Homeless Vets who meet HUD VASH (Veterans Affairs Supportive Housing) and low-income housing credit income thresholds are eligible to be co-op members. The monthly carrying charge, or rent, to live at Agawam is set at one-third of their income.
The organizational structure at the Gordon Mansfield Agawam Veterans’ Village is such that the property is owned for the first 15 years by Agawam Veterans Village LLC, which uses state and federal historic tax credits to obtain the equity financing. Gordon Mansfield Veterans’ Village Cooperative-Agawam is the limited-equity cooperative, the nonprofit partner in the project. After the charter board, the intent is for the co-op to have four to five members elected by the residents and one or two board members appointed to the board from the Agawam community.
Members of the co-op must obtain $2,500 to invest in one share. Since many of the homeless veterans are not able to raise the full $2,500, Soldier On has worked with several local banks and credit unions to create a pool of funds. Those dollars can be donated or loaned to prospective members for them to meet the full $2,500 share. At the end of each year, after paying off all obligations, if there is a surplus of funds, the co-op issues a rebate to each of its members.
The Gordon H. Mansfield Veterans’ Community in Agawam is a replication of the first limited-equity cooperative done by Soldier On. The initial Gordon H. Mansfield Veterans’ Community, named after a former deputy secretary of veteran’s affairs—a highly decorated Army veteran who survived two tours of duty in Vietnam—was opened in nearby Pittsfield, Massachusetts, in 2010. The Pittsfield cooperative provides housing for 39 veterans in a community of all newly built housing.
Downing conceived and spearheaded the program for limited-equity housing. Just before the dedication, Downing said, “Agawam is a community that many of our people would be comfortable living in. It offers a lot of supportive services.”

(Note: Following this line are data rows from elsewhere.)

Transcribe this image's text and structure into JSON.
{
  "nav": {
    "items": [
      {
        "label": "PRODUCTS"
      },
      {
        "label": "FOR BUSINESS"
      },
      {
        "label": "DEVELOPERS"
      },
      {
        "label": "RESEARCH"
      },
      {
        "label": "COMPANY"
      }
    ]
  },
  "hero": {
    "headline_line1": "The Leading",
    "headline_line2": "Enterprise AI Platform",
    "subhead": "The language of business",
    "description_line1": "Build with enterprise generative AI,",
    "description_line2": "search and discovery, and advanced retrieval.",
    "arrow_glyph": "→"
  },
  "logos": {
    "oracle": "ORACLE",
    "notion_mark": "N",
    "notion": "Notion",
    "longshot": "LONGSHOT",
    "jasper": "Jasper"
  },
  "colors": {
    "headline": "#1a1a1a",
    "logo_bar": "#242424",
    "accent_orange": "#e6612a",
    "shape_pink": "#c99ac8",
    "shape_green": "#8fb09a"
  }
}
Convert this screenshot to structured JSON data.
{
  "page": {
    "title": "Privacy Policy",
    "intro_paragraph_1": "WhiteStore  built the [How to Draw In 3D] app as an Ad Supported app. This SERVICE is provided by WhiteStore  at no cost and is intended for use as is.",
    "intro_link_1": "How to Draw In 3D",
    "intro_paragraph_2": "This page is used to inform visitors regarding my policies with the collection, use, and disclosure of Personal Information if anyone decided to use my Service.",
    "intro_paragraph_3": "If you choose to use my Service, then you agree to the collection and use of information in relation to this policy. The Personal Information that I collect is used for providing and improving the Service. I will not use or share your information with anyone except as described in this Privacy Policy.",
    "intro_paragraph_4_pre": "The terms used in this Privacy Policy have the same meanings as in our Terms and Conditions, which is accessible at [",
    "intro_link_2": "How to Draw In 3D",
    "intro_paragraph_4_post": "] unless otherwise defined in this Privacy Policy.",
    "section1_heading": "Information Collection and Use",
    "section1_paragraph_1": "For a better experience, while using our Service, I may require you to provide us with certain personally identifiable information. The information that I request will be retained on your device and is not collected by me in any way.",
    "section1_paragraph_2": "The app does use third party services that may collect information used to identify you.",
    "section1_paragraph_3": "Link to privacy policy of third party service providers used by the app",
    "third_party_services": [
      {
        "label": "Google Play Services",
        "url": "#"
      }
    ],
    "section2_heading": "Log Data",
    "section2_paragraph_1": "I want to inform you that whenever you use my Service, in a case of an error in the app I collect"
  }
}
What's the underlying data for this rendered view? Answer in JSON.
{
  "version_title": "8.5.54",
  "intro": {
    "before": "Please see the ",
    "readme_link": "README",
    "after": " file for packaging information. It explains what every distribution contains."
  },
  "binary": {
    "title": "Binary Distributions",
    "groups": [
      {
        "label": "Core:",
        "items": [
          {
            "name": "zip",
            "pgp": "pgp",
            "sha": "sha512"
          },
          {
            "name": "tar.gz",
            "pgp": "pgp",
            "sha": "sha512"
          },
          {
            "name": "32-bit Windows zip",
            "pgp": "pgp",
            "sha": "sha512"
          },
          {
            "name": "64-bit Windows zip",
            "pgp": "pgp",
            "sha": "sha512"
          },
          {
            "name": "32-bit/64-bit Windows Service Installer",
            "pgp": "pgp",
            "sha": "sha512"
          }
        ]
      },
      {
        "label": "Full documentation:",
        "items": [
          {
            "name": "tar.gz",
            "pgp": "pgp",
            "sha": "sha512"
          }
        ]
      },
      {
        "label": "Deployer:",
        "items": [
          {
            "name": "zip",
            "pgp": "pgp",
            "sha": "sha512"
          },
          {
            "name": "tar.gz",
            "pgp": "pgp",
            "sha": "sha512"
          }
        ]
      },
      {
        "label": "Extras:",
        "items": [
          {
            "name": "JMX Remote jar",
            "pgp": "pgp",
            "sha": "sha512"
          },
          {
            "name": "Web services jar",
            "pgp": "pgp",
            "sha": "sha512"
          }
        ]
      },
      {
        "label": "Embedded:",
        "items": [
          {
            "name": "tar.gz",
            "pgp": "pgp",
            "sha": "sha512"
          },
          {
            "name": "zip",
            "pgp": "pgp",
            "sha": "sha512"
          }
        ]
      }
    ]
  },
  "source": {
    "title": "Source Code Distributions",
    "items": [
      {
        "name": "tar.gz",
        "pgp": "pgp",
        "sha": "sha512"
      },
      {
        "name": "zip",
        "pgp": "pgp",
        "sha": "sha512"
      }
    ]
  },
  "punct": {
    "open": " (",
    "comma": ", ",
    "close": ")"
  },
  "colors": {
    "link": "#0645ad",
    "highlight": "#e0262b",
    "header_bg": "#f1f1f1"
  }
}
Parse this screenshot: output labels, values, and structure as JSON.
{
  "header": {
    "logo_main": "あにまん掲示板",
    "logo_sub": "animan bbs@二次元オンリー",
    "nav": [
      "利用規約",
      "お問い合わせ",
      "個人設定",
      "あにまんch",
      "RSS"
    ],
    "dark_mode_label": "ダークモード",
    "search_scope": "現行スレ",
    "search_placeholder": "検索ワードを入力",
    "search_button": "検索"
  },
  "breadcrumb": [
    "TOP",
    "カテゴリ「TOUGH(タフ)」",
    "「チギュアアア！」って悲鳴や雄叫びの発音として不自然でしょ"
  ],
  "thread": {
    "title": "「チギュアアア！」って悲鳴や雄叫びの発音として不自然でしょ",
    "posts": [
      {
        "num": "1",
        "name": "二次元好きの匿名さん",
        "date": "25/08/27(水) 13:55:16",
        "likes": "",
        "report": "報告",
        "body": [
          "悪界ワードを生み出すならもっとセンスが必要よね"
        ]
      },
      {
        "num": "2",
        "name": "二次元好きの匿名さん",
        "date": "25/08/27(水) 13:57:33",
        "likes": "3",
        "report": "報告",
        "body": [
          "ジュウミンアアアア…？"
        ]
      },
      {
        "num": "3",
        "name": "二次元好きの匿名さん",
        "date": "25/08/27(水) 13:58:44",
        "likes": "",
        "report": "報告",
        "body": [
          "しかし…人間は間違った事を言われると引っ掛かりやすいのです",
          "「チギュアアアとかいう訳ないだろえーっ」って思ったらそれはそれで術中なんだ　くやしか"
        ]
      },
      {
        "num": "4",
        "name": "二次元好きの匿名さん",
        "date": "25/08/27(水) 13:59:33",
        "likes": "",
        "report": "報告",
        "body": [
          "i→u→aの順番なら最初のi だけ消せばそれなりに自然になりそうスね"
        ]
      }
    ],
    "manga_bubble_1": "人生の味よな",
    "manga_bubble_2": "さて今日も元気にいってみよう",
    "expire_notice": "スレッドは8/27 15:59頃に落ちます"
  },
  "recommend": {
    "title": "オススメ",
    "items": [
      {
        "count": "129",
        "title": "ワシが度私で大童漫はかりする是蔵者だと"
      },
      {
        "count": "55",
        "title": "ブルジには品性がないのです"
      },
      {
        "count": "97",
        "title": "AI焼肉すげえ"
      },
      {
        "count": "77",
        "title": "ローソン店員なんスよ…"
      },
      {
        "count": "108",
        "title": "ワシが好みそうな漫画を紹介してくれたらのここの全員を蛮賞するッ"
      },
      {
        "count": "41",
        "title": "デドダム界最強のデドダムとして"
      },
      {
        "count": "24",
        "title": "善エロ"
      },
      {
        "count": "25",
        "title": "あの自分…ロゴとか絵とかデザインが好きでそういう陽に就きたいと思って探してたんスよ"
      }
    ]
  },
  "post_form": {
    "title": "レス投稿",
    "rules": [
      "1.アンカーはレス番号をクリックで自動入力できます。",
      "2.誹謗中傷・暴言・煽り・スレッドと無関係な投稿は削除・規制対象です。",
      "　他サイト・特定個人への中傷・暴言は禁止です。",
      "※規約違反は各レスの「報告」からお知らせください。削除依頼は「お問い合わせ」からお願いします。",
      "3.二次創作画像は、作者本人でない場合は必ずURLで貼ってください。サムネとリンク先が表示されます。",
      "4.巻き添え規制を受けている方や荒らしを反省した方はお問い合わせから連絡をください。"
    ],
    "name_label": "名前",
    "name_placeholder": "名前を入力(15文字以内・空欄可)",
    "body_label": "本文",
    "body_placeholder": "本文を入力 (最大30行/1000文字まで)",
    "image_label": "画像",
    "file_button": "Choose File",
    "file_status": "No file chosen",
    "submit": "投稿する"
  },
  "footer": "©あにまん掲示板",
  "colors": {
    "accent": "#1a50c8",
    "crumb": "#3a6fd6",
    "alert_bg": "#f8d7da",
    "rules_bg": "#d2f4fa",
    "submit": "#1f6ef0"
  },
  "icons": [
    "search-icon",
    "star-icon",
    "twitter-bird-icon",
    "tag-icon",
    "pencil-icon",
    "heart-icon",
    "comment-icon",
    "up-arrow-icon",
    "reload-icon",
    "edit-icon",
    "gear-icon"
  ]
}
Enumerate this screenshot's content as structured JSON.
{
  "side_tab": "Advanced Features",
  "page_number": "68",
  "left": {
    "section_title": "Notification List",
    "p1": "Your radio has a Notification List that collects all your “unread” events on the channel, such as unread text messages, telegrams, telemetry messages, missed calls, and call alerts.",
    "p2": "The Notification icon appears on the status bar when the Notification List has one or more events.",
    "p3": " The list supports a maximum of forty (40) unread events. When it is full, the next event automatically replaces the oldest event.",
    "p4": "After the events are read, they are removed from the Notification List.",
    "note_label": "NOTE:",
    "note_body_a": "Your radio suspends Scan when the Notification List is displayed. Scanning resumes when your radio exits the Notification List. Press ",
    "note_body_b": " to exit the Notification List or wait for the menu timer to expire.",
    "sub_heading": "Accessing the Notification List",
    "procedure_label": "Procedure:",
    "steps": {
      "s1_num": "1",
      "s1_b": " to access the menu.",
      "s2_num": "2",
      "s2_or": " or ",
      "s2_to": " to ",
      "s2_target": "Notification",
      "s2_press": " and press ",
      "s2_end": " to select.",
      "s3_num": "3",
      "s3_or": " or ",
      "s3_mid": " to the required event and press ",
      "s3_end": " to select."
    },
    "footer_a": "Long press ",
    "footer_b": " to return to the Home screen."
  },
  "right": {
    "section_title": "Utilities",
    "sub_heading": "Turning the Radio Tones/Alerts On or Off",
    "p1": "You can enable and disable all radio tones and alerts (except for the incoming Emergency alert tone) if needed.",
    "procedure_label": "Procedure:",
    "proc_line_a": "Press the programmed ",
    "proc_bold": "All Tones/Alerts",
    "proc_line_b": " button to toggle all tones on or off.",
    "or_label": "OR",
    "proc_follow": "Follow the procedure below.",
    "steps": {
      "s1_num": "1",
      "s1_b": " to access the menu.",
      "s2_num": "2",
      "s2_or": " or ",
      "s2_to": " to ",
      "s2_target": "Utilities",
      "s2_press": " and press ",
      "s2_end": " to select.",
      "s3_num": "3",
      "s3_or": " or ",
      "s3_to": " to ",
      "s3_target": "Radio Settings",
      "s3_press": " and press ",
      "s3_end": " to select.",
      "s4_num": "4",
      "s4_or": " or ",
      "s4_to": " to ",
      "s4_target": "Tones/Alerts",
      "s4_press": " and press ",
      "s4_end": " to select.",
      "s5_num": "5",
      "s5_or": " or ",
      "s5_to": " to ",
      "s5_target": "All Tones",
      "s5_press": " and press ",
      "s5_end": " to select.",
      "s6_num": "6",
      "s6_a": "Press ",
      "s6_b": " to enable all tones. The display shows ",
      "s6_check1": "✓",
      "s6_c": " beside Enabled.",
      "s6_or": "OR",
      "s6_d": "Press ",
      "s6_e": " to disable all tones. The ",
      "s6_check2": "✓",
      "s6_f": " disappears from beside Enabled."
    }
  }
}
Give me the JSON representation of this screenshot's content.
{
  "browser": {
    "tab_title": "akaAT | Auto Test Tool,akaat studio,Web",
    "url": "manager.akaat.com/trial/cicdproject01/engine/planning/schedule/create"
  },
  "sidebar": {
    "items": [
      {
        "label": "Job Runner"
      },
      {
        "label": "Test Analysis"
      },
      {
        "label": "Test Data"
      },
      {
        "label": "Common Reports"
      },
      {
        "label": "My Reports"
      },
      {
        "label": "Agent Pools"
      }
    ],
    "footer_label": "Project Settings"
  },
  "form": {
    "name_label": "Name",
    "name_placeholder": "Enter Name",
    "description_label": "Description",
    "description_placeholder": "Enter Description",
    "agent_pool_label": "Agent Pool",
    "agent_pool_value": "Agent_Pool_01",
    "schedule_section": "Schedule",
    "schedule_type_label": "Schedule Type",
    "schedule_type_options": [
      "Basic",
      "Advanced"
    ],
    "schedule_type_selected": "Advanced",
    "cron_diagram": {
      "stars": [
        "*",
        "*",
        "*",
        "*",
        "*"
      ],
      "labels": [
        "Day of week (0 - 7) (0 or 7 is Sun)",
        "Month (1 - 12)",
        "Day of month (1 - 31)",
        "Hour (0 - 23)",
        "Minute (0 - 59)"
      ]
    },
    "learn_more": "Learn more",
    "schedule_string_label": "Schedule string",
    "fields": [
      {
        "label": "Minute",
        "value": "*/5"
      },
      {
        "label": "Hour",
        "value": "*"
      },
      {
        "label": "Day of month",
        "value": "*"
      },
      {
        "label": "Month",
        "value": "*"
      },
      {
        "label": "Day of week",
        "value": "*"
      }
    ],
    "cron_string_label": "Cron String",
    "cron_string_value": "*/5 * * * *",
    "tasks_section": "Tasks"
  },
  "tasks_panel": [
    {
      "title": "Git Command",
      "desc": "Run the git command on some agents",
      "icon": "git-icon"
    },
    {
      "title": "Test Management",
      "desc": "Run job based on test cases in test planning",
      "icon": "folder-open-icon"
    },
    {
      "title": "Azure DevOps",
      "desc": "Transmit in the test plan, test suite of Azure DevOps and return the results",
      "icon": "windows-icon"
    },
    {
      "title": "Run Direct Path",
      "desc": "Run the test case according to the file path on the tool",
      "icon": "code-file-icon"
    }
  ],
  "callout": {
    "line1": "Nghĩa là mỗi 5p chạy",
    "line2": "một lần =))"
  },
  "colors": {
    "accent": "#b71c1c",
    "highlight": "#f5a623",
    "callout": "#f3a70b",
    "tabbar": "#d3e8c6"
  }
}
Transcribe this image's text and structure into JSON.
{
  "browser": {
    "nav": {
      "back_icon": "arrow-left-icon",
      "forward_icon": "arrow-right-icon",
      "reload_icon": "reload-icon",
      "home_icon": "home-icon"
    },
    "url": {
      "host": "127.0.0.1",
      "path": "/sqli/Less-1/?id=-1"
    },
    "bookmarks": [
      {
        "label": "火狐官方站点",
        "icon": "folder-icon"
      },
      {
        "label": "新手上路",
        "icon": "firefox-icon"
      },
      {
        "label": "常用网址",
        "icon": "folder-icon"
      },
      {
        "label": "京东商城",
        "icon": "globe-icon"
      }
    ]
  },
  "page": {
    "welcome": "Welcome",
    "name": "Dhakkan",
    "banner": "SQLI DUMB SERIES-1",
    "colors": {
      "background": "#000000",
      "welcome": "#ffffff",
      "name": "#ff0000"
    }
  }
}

Many groups that house veterans are beginning to look at Solder On’s veteran’s cooperative housing program. However, housing cooperatives specifically for veterans are not new. Since 1945, housing co-ops for vets have helped returning servicemen and servicewoman rebuild their lives. In an amazing national effort, 46 veterans’ housing co-ops have been built in 15 states, providing 14,721 units of cooperative housing for 50,000 veterans and their families.